- [Task input]

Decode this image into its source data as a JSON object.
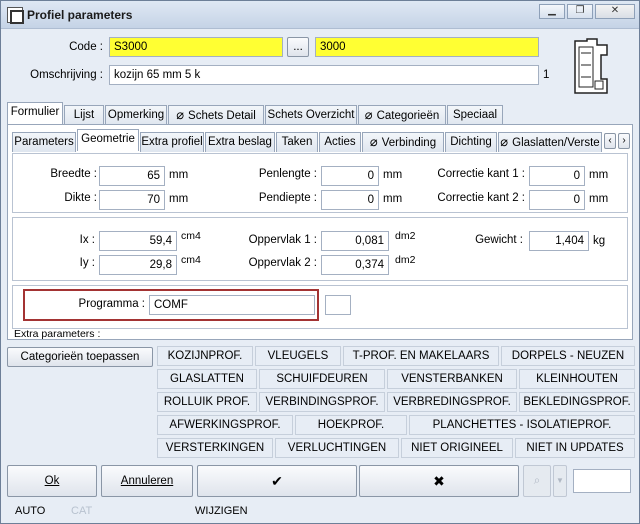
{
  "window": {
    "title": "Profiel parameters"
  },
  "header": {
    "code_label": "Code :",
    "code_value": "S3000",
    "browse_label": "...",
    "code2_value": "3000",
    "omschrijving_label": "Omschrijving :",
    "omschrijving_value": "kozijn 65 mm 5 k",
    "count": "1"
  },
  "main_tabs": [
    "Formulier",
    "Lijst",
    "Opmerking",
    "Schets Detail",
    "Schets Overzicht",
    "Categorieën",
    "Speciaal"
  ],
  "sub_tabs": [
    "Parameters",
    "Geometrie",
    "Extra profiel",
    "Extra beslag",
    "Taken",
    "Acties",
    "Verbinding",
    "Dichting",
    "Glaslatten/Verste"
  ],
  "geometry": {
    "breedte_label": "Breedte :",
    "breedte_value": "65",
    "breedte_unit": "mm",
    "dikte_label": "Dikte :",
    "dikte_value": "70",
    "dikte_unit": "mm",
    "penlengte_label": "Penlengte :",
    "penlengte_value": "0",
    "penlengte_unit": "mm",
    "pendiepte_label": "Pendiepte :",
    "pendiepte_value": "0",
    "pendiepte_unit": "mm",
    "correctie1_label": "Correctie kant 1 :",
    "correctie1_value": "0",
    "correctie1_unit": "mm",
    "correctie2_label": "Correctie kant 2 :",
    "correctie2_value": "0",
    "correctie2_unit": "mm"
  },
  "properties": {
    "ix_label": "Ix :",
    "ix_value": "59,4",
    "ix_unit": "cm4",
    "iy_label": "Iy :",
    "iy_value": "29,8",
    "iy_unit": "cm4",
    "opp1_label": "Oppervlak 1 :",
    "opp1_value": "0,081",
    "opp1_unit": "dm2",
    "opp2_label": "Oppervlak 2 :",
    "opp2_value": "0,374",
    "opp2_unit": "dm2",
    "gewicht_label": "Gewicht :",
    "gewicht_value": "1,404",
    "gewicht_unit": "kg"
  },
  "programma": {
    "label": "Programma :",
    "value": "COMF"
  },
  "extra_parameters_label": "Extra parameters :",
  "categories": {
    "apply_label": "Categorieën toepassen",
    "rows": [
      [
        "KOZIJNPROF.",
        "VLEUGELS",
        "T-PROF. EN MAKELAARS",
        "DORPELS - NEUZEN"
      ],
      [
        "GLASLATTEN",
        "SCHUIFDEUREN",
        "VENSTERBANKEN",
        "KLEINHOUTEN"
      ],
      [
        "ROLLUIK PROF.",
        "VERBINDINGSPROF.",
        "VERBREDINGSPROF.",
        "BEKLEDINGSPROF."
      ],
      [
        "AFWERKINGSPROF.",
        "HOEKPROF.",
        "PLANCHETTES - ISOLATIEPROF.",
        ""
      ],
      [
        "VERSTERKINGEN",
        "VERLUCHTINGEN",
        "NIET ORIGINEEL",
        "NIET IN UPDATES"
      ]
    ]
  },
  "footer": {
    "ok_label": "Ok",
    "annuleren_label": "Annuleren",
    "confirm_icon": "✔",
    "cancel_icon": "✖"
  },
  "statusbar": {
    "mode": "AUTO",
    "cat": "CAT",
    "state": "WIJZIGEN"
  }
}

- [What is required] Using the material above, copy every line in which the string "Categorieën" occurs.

- [Task output]
    "Categorieën",
    "apply_label": "Categorieën toepassen",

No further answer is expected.